# [Material shown]
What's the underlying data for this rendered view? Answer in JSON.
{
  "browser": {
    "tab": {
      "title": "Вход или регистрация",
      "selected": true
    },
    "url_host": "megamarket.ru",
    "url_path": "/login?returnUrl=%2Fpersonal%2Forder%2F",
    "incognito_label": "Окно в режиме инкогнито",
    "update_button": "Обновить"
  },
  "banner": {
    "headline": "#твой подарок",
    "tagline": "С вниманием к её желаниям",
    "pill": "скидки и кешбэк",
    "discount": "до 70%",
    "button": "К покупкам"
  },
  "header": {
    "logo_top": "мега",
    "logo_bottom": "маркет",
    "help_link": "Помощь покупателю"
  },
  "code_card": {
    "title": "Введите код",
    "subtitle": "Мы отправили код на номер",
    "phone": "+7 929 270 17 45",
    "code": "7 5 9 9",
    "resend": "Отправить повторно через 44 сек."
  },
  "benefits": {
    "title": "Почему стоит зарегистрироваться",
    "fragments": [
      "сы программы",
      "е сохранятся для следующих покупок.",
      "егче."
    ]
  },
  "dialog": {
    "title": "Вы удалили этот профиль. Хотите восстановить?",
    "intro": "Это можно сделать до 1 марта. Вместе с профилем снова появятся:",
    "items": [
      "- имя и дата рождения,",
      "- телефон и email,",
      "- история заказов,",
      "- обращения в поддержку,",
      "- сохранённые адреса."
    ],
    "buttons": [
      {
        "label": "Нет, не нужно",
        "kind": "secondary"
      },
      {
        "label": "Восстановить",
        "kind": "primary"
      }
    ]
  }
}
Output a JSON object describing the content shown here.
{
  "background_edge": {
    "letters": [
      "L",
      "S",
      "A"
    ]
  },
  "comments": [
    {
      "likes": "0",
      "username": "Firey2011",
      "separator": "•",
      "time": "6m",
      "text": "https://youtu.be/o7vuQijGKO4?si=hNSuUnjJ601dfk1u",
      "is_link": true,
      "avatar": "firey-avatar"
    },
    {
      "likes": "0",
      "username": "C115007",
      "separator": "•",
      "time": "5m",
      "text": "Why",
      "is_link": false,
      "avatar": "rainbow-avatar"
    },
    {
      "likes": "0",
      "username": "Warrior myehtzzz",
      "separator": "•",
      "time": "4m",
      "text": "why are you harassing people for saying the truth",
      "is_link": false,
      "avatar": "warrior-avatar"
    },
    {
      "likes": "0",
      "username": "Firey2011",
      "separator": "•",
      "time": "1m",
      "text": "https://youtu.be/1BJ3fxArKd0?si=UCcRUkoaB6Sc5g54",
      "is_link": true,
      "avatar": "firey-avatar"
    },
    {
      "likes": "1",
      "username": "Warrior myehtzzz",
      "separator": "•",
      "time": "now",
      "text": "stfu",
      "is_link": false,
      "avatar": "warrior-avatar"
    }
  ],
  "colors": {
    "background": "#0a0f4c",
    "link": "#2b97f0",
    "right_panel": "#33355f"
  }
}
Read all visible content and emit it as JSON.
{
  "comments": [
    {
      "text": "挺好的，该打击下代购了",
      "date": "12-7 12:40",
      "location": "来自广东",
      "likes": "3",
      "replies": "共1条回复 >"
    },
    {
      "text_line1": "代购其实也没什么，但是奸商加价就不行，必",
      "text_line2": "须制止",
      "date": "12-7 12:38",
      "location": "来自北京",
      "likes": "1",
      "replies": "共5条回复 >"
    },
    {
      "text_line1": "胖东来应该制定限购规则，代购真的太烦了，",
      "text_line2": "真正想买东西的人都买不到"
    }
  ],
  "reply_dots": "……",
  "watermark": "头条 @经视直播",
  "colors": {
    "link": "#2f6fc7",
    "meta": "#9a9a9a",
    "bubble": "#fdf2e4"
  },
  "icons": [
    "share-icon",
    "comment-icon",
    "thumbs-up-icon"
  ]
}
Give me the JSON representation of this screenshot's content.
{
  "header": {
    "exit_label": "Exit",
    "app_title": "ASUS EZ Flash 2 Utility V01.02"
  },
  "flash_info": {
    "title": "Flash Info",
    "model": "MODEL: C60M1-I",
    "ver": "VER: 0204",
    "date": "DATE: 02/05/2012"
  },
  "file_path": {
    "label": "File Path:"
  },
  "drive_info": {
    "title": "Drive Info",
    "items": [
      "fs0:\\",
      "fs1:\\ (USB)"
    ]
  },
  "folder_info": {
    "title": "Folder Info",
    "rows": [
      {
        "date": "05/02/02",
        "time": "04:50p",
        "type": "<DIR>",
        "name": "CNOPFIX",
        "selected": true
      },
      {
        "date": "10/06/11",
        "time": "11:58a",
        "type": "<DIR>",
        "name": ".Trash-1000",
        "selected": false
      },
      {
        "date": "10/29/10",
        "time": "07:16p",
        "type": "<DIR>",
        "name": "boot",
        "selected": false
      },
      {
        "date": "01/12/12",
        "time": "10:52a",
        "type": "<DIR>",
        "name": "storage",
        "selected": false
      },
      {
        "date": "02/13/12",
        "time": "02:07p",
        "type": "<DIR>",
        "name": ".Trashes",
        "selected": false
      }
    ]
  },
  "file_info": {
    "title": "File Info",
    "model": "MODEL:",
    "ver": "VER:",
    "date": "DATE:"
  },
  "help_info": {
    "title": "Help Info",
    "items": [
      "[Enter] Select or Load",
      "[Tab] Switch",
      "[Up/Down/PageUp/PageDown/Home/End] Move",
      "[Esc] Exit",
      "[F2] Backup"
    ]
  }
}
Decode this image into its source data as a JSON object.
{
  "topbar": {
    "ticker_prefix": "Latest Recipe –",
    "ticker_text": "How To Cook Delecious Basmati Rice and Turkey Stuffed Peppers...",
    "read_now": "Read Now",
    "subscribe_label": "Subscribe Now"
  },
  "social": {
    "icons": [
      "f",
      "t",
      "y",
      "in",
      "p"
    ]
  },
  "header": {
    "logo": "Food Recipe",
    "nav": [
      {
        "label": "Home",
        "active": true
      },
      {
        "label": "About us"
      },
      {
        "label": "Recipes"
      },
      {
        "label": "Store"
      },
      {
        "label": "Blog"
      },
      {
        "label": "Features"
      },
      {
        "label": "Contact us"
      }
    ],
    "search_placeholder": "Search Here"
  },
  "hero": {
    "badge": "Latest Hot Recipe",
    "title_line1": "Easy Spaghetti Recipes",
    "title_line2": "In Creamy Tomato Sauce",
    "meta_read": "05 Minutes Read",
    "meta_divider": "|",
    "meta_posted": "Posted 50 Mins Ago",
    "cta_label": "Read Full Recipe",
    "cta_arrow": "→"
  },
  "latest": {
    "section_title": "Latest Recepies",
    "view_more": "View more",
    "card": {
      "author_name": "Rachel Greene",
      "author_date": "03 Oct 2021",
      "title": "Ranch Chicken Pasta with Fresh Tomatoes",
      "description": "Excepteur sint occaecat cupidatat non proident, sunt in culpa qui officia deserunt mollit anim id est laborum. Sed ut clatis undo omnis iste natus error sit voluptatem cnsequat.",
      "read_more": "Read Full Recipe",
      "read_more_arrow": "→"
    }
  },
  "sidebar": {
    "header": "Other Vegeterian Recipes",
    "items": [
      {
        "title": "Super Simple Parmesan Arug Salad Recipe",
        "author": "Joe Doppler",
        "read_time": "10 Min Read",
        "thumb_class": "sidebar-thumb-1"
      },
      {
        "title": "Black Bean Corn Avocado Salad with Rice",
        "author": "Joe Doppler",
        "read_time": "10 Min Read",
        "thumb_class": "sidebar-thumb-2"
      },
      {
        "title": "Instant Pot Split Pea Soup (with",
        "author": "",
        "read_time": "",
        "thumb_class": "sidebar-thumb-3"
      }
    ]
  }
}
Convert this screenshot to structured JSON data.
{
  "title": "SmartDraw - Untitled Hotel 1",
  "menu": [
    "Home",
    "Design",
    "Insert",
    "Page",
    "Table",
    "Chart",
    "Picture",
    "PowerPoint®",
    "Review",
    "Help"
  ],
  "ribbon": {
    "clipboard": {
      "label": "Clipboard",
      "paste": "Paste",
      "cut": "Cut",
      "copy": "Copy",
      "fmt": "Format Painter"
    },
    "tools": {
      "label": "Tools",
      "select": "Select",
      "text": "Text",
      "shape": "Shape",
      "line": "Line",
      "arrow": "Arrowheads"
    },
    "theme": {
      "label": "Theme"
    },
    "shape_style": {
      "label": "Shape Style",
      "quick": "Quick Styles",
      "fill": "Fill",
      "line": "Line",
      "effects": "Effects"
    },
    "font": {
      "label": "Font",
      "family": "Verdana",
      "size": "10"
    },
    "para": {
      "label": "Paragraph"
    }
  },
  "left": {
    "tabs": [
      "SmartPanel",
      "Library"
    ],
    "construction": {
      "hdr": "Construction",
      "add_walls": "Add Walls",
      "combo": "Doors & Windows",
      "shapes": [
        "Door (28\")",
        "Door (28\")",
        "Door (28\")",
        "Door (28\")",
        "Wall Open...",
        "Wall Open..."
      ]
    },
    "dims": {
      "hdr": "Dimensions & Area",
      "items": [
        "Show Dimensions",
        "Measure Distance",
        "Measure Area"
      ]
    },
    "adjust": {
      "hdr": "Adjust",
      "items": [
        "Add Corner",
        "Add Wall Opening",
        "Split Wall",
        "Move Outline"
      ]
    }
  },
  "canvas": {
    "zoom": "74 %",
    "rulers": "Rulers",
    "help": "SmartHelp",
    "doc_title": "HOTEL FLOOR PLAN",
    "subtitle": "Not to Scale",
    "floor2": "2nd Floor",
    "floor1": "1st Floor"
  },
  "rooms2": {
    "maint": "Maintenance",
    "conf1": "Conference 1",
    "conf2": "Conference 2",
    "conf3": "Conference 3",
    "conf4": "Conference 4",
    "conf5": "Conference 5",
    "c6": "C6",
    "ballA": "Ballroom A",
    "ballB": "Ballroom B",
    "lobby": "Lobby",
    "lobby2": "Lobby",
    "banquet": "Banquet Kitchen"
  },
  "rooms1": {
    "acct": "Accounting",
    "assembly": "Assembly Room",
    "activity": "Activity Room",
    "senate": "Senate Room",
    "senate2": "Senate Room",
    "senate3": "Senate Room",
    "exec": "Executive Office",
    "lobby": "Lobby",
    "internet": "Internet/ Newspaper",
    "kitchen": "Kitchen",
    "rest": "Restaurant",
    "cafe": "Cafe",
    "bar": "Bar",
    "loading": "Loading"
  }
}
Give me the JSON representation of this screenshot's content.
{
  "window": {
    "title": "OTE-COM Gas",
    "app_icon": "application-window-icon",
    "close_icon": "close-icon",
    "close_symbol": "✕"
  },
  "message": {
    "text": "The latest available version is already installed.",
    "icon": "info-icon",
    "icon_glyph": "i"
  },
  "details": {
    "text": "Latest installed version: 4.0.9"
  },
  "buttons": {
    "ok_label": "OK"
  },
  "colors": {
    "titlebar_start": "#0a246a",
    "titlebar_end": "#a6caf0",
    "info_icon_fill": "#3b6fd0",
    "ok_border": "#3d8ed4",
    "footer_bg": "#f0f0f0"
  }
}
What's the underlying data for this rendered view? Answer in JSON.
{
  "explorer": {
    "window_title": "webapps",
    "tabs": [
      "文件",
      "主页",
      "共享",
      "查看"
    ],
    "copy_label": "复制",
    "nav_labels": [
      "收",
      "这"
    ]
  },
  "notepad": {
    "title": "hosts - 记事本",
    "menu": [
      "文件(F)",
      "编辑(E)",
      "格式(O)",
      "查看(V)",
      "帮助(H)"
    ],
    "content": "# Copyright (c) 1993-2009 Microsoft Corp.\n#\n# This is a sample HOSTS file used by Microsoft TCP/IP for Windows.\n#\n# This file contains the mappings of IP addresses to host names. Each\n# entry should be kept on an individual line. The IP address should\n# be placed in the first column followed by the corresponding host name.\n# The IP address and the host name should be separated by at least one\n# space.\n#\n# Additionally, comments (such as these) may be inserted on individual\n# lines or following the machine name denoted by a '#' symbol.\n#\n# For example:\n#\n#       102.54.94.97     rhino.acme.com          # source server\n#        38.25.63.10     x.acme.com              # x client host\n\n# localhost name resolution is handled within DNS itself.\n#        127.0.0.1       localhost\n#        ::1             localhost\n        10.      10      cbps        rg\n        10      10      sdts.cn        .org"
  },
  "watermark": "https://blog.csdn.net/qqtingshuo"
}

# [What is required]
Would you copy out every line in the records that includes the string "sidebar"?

# [Output below]
  "sidebar": {
        "thumb_class": "sidebar-thumb-1"
        "thumb_class": "sidebar-thumb-2"
        "thumb_class": "sidebar-thumb-3"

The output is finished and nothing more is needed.